The royal family joined forces to mark Commonwealth Day during a special TV programme on Sunday.
The programme replaced the annual Commonwealth Day service at Westminster, which was cancelled for the first time in nearly half a century because of the pandemic.
WATCH: The Queen talks about the importance of future relationships in Commonwealth speech
Ahead of the televised special, Buckingham Palace said: "In Her Majesty's annual Commonwealth Day message, the Queen will pay tribute to the way in which communities across the family of nations have come together in response to the pandemic."
The Queen, 94, who has reigned for nearly 70 years, is Head of the Commonwealth – a voluntary association of 54 nations.
In her speech at the beginning of the broadcast, the monarch made reference to the pandemic as she said: "Over the coming week as we celebrate the friendship spirit of unity and achievement of the Commonwealth we have an opportunity to reflect on the time like no other.
"While the experiences of the last year have been different across the Commonwealth, stirring examples of courage, commitment and selfless dedication to duty have been demonstrated in every Commonwealth nation and territory, notably by those working on the frontline who have been delivering healthcare and other public services in their communities."

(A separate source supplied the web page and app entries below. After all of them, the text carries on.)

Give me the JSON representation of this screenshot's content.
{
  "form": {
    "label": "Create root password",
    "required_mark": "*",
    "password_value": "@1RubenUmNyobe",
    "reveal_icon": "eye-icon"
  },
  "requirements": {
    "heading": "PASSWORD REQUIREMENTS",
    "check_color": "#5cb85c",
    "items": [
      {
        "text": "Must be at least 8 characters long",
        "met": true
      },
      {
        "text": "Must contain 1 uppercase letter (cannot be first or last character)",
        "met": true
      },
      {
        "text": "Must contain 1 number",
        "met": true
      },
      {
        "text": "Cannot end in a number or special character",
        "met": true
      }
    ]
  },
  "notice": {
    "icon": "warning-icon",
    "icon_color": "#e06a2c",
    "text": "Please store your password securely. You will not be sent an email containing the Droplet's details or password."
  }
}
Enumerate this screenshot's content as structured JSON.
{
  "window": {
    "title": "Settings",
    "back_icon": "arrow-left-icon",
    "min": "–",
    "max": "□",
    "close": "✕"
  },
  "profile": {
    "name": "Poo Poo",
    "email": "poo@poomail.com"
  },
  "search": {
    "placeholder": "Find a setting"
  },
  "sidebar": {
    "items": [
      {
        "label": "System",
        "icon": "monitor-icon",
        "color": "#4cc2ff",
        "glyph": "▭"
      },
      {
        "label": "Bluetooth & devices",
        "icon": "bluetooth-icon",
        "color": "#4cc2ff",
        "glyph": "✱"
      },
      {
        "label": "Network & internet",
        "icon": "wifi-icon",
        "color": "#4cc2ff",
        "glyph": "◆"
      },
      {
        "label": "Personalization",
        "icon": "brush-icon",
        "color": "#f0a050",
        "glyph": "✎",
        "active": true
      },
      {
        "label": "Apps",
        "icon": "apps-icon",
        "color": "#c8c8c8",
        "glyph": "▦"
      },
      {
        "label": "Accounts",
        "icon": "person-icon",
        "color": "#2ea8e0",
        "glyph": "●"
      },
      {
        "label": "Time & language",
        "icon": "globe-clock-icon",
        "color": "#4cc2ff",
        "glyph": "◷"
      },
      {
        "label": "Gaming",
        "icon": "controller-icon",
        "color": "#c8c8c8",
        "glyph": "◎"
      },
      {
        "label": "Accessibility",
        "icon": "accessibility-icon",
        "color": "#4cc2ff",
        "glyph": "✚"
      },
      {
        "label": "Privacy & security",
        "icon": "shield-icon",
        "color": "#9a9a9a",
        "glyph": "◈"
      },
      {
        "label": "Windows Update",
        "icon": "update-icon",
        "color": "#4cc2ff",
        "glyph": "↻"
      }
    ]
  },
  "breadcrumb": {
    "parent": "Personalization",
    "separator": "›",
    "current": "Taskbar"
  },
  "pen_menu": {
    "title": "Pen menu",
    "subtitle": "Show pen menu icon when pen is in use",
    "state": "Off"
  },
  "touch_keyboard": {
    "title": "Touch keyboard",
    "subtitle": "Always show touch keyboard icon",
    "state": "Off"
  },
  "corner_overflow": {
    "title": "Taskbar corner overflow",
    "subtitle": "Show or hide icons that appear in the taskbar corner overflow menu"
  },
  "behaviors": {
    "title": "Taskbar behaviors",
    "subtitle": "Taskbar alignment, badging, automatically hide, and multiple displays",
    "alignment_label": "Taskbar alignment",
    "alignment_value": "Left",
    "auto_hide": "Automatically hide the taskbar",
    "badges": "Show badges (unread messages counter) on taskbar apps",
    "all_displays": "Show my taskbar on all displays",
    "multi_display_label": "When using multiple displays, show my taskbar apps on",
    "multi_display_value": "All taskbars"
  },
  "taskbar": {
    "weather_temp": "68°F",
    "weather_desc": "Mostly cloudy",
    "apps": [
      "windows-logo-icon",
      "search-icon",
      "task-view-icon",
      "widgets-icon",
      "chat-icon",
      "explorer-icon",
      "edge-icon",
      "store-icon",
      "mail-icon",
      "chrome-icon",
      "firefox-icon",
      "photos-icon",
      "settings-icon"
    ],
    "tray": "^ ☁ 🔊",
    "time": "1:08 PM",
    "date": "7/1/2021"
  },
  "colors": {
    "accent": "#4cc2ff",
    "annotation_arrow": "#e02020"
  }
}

The Queen delivered a heartfelt speech at the start of the broadcast
The Queen went on to praise the "innovative technology" which has allowed people to continue to work and connect with family and friends, saying: "Increasingly we have found ourselves able to enjoy such communication, as it offers an immediacy that transcends boundaries or division helping any sense of distance to disappear."
Her Majesty finished by paying tribute to the Commonwealth.
She said: "Looking forward, relationships with others across the Commonwealth will remain important as we strive to deliver a common future that is sustainable and more secure, so that the nations and neighbourhoods in which we live, wherever they are located, become healthier and happier places for us all."
Her Majesty has been residing at Windsor Castle throughout the lockdowns with her husband, the Duke of Edinburgh, who is currently recovering in hospital from a procedure for a pre-existing heart condition.
Prince Charles also delivered a speech for the occasion
During the programme, Prince Charles also recorded a message addressing "the universal devastation caused by the coronavirus pandemic", and celebrating critical work to combat climate change.
The 72-year-old finished his powerful remarks by saying: "We have an unprecedented opportunity to change course by harnessing the extraordinary potential of our commonwealth family. We are uniquely placed to lead the way. So let us be the boldest of the bold and let us offer an example to the world."
His wife Camilla, 73, chatted to broadcaster Clare Balding about the importance of books and reading for children across the Commonwealth, during a year of isolation and disrupted education.
The Duchess of Cornwall spoke about the importance of reading
The Duchess said: "I've always had a passion for books and books have been a part of my life for so long, with a father who was a fervent bibliophile." She went on to say that her dad read to her from a young age and that gave her an interest in books.
"I just feel very strongly that all children should be taught to read," she said.
To mark both Commonwealth Day and International Women’s Day, Sophie, 56, and presenter and author June Sarpong spoke to Virginia Khunguni from Malawi and Caitlin Figueiredo from Australia, two young activists for gender equality, about the importance of teaching women skills and promoting them to leadership roles.
The Countess of Wessex discussed gender equality with female activists
"There can become a bit of fatigue when it comes to talking about women's rights...I'm keen to move the discussion into where it becomes a level playing field because it's win-win," the Countess said.
Meanwhile, Prince William, 38, and Kate, 39, spoke to medical, charity and voluntary staff from across the Commonwealth and heard about how they have adapted their efforts in response to the pandemic.
Speaking to South African doctor Zolelwa Situmba, William asked for a brief picture of what it's like in South Africa at the moment with COVID-19, and the doctor replied that: "We're basically struggling and facing the brunt... the pandemic has put on a lot more pressure."
Kate spoke about the outpouring of love for the NHS in the UK, saying "It's sad almost that it's taken the pandemic for the public to really back and support all those working on the front line."
The royal couple spoke to medical and voluntary staff via video link
The couple then chatted with Faysal Islam, who designed a low-cost ambulance called Safe Wheel to help address the lack of ambulances in rural parts of Bangladesh.
"It's a fantastic idea and we both wish it every success in the future," Kate said.
The Cambridges then spoke to Heidy Quah, the founder and director of Malaysian organisation Refuge for the Refugees, which has benefitted 200,000 people who might not otherwise have access to health and education.
"Wow, that's a sizeable amount of people you've reached and it's fantastic what you're doing. Huge congratulations from Catherine and I," he responded.
WATCH: Will and Kate speak to frontline workers during Commonwealth Celebration
"You're obviously a vital support… keep up the good work." Kate added.
The broadcast also featured contributions from people across the Commonwealth from athlete Denise Lewis to the New Zealand youth choir.
Make sure you never miss a ROYAL story! Sign up to our newsletter to get all of our celebrity, royal and lifestyle news delivered directly to your inbox.